Okay, so I'm going to post a scenario and I want your opinion. There's no 'right' answer, I don't think, or you'll tell me if there is. I'm particularly interested in opinions from other mental health professionals, so please note in your comments if you're one of those, but as always, I'm interested in feedback from all our readers.
A patient and doctor have a long-standing relationship, they always meet for a 50 minute session, and if often goes closer to 60 minutes. Perhaps a few times they've even gone longer. It's been years, and now the sessions are scheduled erratically, so it's not a given that things can be finished up 'same time next week.' On this particular session, the patient brings up something towards the end that unexpectedly takes a long time-- maybe she wants the doc to write a new script (maybe it's even Xanax ! and the doc is uncomfortable). Some disagreement follows, and the session goes until a quarter after the hour. The doctor never formally states there will be a charge for the session that has run over and there has never been a charge for an over-time session before, though this session may be longer than any other. Is the doc justified in sending out a bill for the extra time? And if so, by how much? An extra quarter of a session, or an extra 50% given that the session technically ran 75 minutes and not 50 minutes. Does it matter if it was the last patient of the day and there's not an all-day back up for everyone else because of the extra time? Let's say it was the patient's final session and so please don't answer with "examine it in the next session" or "send a bill and see what the patient says." And don't worry about the Xanax, new script, whatever issue, it doesn't really matter Why the session ran over, the scenario is about the time and the unexpected charge.

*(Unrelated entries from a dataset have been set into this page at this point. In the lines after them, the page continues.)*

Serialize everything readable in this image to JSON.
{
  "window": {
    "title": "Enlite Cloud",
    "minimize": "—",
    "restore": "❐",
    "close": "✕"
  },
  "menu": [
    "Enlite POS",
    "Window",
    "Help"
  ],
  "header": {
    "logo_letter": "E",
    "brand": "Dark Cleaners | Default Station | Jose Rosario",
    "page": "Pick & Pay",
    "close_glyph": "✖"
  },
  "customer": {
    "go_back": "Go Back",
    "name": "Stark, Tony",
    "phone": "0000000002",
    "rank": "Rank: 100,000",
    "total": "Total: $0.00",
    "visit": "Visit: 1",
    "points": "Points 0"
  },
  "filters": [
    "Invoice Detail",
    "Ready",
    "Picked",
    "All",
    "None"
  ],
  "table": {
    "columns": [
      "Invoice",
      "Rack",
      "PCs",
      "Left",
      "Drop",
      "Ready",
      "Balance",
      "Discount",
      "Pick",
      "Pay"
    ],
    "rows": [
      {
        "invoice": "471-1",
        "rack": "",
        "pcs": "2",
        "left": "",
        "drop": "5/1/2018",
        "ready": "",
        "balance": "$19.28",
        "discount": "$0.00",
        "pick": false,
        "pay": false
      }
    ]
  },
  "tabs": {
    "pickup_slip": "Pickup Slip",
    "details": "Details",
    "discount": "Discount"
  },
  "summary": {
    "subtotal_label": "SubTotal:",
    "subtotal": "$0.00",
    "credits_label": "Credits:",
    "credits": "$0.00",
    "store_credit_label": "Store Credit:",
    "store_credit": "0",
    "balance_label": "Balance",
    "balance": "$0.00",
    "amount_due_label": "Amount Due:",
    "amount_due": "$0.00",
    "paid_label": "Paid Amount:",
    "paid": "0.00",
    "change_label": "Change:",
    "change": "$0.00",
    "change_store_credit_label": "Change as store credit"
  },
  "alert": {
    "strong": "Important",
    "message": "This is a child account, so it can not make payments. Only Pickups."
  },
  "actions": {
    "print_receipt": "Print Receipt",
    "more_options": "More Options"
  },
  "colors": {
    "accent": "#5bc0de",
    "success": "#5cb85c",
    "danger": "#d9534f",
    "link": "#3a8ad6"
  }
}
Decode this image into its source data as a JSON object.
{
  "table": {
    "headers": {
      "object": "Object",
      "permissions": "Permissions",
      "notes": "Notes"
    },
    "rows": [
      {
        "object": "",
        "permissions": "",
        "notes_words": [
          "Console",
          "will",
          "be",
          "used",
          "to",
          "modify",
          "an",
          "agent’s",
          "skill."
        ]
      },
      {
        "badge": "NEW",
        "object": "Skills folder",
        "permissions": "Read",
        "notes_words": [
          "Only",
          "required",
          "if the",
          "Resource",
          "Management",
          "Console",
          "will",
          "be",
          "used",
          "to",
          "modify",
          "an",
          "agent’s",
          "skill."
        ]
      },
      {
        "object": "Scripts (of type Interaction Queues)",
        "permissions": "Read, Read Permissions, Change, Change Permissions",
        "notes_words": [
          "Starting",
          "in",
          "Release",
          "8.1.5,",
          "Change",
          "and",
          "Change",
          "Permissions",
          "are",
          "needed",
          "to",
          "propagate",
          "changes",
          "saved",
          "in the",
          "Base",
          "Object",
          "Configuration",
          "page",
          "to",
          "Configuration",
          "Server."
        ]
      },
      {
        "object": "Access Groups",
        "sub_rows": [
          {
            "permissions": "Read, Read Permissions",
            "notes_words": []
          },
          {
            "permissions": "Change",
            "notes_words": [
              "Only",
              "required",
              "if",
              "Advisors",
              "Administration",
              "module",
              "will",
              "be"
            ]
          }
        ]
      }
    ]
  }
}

I often run my 50 minute sessions closer to an hour, and sometime I run a few minutes over that. There have been a handful of sessions that have run quite a bit over, and it's never occurred to me to charge for something that wasn't agreed upon in advance, but I'm not saying it isn't the right thing to do-- boundaries, income, time-is-money and the doc has bills to pay, too.
Just wanted your thoughts.